Diplomats — especially those Cuba suspected of being spies — might suffer harassment at the hands of the powerful state security apparatus, but there were established lines neither of the Cold War adversaries would cross.

But starting early this year, US diplomats heading to the island to begin their postings were quietly warned they could face a mysterious threat that was causing American Foreign Service officers to fall ill, some with long-lasting symptoms.

Investigators haven’t determined the cause of the incidents, but US officials told CNN they are convinced someone has targeted American diplomats in Havana with a sophisticated device never deployed before, at least not against US personnel.

Canadian diplomats have suffered similar health problems, according to US and Canadian officials.
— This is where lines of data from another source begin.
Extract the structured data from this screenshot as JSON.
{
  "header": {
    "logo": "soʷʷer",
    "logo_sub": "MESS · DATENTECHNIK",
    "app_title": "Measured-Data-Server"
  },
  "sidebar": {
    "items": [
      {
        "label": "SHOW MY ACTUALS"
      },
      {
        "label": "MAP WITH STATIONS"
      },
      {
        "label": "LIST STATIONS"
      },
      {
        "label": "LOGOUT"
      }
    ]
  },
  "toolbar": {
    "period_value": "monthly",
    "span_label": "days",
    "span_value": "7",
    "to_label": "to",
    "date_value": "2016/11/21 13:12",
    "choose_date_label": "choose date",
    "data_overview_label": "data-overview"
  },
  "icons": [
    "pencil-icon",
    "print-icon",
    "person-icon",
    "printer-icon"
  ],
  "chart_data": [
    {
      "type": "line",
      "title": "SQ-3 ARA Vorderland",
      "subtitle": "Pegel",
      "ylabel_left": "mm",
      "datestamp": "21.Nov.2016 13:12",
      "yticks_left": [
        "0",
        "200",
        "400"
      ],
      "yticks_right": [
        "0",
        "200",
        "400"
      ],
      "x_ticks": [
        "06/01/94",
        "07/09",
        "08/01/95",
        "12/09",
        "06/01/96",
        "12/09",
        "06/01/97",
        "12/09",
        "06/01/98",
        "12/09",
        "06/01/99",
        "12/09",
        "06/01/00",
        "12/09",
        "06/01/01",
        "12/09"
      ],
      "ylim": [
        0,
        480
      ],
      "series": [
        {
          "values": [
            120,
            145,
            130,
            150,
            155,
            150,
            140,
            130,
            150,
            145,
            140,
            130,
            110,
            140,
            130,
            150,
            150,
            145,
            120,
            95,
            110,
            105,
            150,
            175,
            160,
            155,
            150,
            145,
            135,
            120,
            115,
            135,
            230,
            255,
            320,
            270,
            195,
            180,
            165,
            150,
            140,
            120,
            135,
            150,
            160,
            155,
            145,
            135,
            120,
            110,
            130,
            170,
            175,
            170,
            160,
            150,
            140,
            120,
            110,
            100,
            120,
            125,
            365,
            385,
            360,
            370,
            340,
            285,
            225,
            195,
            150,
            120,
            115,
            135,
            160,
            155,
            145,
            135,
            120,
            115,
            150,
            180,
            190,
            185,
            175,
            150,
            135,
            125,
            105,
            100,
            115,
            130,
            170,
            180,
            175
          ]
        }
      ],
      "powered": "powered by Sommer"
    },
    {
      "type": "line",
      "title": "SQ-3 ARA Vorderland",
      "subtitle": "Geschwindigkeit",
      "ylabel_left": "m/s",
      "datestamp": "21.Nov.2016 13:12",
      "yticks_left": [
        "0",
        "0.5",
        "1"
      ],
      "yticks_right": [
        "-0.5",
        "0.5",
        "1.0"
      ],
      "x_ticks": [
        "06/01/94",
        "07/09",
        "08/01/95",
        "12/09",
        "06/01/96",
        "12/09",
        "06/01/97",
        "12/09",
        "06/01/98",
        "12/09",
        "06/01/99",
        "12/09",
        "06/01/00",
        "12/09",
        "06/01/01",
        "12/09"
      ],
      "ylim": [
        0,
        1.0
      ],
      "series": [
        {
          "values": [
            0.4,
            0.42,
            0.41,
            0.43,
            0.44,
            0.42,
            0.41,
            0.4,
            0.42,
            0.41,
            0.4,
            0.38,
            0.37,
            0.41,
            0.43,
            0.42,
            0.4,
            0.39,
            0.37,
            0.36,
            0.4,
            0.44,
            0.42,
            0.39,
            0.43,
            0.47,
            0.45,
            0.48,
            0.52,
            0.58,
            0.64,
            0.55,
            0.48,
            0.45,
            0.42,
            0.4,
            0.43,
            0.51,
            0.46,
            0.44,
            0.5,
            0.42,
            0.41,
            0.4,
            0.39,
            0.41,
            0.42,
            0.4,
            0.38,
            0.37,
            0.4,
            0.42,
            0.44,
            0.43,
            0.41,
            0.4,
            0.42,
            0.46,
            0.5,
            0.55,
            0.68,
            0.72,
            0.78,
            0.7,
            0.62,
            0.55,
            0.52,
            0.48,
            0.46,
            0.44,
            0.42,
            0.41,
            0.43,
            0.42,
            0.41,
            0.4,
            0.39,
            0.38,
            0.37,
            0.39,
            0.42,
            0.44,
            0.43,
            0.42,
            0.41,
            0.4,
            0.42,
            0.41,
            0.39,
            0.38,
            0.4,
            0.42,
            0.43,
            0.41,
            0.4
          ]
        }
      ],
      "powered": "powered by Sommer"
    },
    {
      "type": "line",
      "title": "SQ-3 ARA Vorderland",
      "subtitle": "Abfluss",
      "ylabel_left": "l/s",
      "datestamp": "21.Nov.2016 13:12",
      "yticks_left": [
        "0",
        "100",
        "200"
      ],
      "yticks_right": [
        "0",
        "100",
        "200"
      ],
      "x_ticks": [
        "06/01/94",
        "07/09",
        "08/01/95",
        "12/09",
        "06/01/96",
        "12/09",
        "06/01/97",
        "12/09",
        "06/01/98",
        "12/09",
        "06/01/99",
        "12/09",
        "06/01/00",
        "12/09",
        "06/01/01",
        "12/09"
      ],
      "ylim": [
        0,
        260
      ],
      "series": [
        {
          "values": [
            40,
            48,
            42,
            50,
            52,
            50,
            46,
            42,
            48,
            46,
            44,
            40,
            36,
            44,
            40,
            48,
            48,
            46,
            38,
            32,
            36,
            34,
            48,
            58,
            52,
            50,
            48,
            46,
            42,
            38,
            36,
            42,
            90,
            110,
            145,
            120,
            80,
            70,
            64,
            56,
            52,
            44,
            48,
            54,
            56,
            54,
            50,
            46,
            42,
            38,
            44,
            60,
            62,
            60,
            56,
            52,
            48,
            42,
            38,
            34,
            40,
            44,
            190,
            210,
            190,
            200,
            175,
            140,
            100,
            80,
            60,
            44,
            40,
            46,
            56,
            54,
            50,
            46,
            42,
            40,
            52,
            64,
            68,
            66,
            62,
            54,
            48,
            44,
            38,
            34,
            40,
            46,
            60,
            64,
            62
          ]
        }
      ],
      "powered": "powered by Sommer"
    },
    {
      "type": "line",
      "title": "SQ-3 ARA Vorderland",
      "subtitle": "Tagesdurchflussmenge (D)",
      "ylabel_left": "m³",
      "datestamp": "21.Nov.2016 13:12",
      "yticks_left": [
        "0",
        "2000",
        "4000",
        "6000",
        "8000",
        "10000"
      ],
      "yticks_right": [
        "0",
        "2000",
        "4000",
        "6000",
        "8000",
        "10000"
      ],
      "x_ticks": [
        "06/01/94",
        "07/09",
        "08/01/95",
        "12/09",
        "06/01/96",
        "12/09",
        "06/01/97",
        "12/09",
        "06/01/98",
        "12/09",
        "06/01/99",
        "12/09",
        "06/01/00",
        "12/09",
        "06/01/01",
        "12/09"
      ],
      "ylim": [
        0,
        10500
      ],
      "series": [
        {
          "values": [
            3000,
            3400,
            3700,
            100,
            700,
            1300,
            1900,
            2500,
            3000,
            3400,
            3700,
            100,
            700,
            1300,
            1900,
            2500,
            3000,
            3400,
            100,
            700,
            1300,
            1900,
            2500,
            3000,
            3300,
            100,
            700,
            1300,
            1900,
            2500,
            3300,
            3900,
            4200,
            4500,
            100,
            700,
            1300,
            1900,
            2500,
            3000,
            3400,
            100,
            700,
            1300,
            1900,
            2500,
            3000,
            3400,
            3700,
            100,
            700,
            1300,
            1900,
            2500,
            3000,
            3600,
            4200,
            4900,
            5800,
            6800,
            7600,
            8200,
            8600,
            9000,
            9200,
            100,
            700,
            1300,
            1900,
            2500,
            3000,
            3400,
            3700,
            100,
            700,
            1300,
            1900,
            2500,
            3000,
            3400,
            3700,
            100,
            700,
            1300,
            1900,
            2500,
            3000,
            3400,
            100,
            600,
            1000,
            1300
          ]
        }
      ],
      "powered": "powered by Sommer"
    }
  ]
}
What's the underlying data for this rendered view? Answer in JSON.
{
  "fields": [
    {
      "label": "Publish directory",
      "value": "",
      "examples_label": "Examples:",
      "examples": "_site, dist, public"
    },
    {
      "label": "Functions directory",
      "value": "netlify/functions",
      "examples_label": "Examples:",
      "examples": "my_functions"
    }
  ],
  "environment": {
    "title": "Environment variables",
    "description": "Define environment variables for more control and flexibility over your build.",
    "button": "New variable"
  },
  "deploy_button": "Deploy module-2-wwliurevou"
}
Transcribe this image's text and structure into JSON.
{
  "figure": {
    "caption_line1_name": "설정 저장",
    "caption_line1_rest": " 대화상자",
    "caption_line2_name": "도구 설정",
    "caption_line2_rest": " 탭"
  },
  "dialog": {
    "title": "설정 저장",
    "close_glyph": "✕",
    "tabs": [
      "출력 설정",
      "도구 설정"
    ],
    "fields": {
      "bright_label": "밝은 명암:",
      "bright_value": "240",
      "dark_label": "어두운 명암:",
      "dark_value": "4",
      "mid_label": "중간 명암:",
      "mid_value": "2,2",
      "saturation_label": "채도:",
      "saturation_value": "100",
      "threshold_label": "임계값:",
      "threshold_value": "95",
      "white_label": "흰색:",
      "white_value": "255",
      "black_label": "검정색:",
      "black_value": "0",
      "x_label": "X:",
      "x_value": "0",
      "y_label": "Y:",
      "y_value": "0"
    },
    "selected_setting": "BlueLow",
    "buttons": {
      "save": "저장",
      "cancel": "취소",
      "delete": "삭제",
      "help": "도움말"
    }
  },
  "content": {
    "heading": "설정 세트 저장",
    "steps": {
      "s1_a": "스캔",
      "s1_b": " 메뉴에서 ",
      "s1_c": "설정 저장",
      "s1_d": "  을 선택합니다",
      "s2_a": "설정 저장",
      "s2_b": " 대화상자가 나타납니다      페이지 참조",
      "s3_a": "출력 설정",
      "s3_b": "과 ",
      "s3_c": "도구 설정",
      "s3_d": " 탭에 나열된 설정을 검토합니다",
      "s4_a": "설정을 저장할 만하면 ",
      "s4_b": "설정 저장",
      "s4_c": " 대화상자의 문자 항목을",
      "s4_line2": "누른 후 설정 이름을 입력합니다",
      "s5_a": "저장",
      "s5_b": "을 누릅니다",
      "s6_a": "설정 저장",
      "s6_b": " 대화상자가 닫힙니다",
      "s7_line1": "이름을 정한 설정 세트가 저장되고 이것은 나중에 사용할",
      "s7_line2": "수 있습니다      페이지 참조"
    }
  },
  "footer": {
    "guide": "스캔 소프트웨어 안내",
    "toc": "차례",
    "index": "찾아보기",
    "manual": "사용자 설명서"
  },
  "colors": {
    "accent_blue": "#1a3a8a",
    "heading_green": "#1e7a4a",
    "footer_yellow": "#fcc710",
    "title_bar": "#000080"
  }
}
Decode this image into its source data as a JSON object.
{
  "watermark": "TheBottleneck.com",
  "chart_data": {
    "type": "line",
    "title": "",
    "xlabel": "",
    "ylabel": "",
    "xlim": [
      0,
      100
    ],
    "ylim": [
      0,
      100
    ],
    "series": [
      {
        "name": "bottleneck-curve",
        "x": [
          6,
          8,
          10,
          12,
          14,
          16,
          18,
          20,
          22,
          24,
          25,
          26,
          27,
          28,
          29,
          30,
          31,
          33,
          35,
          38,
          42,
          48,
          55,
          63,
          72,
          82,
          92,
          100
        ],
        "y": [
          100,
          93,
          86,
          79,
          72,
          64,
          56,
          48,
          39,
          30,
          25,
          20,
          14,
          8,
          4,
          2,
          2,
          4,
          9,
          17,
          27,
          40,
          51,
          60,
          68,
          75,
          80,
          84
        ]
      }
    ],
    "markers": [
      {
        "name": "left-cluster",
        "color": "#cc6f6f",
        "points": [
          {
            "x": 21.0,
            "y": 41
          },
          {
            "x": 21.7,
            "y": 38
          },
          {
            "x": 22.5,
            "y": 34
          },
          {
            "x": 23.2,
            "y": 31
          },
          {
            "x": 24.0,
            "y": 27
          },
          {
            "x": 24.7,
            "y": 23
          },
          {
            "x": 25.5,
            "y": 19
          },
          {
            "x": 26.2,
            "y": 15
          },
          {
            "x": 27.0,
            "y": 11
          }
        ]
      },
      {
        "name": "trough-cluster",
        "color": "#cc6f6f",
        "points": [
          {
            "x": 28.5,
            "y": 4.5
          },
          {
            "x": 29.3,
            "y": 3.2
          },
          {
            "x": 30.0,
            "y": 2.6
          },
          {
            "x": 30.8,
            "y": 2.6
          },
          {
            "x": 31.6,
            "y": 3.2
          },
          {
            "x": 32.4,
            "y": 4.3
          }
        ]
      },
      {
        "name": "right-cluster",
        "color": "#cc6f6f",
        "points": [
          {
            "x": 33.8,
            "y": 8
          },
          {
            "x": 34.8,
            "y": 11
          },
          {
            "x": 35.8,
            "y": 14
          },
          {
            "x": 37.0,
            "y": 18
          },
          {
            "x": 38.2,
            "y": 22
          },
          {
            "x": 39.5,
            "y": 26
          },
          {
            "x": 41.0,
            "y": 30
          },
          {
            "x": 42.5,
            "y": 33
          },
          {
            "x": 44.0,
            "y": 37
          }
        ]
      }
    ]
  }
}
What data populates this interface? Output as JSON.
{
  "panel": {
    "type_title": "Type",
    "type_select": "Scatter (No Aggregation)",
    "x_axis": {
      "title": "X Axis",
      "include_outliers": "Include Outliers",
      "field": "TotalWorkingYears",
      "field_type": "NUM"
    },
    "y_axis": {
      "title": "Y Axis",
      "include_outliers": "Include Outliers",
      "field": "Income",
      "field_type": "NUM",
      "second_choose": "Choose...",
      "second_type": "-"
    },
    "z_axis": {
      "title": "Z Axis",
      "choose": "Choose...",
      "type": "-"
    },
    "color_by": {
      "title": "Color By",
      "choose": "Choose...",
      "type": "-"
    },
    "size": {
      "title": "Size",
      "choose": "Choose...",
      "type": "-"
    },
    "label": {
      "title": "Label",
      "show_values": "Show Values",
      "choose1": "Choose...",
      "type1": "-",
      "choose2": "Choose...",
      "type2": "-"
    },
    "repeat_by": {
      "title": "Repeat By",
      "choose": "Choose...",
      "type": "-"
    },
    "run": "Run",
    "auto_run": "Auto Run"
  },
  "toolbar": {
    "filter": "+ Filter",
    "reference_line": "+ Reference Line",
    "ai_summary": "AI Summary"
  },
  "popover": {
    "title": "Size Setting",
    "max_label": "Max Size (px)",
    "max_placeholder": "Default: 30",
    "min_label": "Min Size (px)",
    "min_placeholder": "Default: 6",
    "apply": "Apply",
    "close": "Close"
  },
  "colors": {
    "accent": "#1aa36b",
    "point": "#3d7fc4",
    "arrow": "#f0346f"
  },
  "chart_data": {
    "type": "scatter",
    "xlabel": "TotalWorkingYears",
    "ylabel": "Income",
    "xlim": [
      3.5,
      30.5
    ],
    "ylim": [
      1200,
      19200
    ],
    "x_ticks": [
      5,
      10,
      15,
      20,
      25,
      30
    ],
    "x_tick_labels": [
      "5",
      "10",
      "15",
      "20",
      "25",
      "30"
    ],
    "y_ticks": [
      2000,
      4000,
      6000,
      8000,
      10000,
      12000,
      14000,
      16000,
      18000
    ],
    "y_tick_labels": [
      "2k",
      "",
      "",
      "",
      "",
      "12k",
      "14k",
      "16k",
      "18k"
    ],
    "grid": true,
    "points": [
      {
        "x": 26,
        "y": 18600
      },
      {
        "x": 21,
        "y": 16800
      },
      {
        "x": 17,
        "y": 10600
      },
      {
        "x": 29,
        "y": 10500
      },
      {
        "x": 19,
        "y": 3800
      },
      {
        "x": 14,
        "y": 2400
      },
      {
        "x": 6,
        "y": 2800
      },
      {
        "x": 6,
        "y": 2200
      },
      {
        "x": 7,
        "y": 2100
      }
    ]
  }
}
Despite the often-empty supermarkets and antagonistic relations with the communist-run government, Cuba for years offered US diplomats a rare benefit: It was safe.

Unlike in many other countries, in Cuba, US Embassy employees didn’t have to worry much about terrorist attacks, kidnapping or even petty crime. The Cuban government’s tight control over the island made Havana one of the safest cities in the world.

Diplomats — especially those Cuba suspected of being spies — might suffer harassment at the hands of the powerful state security apparatus, but there were established lines neither of the Cold War adversaries would cross.

Feature continues here:  Sonic attacks

 

Cuba Diplomats Ousted After Bizarre Incident With U.S. Embassy Workers in Havana 2

State Department spokeswoman Heather Nauert speaks during a briefing at the State Department in Washington, on Wednesday.

USA TODAY Editors

The U.S. has expelled two Cuban diplomats in retaliation for a bizarre incident purportedly involving a covert sonic device that allegedly left a group of American diplomats in Havana with severe hearing loss.

State Department spokesperson Heather Nauert on Wednesday spoke only cryptically about the matter, referring to an “incident” without elaboration.

Cuba has strongly denied any allegations of wrongdoing.

The purported affair began in late 2016 when a series of U.S. diplomats in Havana began suffering unexplained losses of hearing, according to officials with knowledge of the investigation into the case, the Associated Press reported.

Several of the diplomats had recently arrived at the embassy, which reopened in 2015 as part of former President Obama’s re-establishment of diplomatic relations with Cuba and relaxation of travel restrictions.

Nauert said that as a result of the incident, two Cuban diplomats were ordered to leave their embassy in Washington on May 23.

“We requested their departure as a reciprocal measure since some U.S. personnel’s assignments in Havana had to be curtailed due to these incidents,” she said. “Under the Vienna Convention, Cuba has an obligation to take measures to protect diplomats.”

She did not say how many U.S. diplomats were affected or confirm they suffered hearing loss, saying only that they had “a variety of physical symptoms.” She said none were life-threatening.
In a lengthy statement late Wednesday, the Cuban foreign ministry said: “Cuba has never permitted, nor will permit, that Cuban territory be used for any action against accredited diplomatic officials or their families, with no exception.”

The statement said the government had been informed of the incidents Feb. 17 and launched an “exhaustive, high-priority, urgent investigation at the behest of the highest level of the Cuban government.”

It said the decision to expel two Cuban diplomats was “unjustified and baseless.”
The ministry said it created an expert committee to analyze the incidents and reinforced security around the U.S. embassy and U.S. diplomatic residences.

“Cuba is universally considered a safe destination for visitors and foreign diplomats, including U.S. citizens,” the statement said.

The affair is playing out against a backdrop of a change in U.S.-Cuban relations following the inauguration of President Trump, who has tightened travel restrictions to the island nation.

U.S. officials told the Associated Press that about five diplomats, several with spouses, had been affected and that no children were involved. The FBI and Diplomatic Security Service are investigating.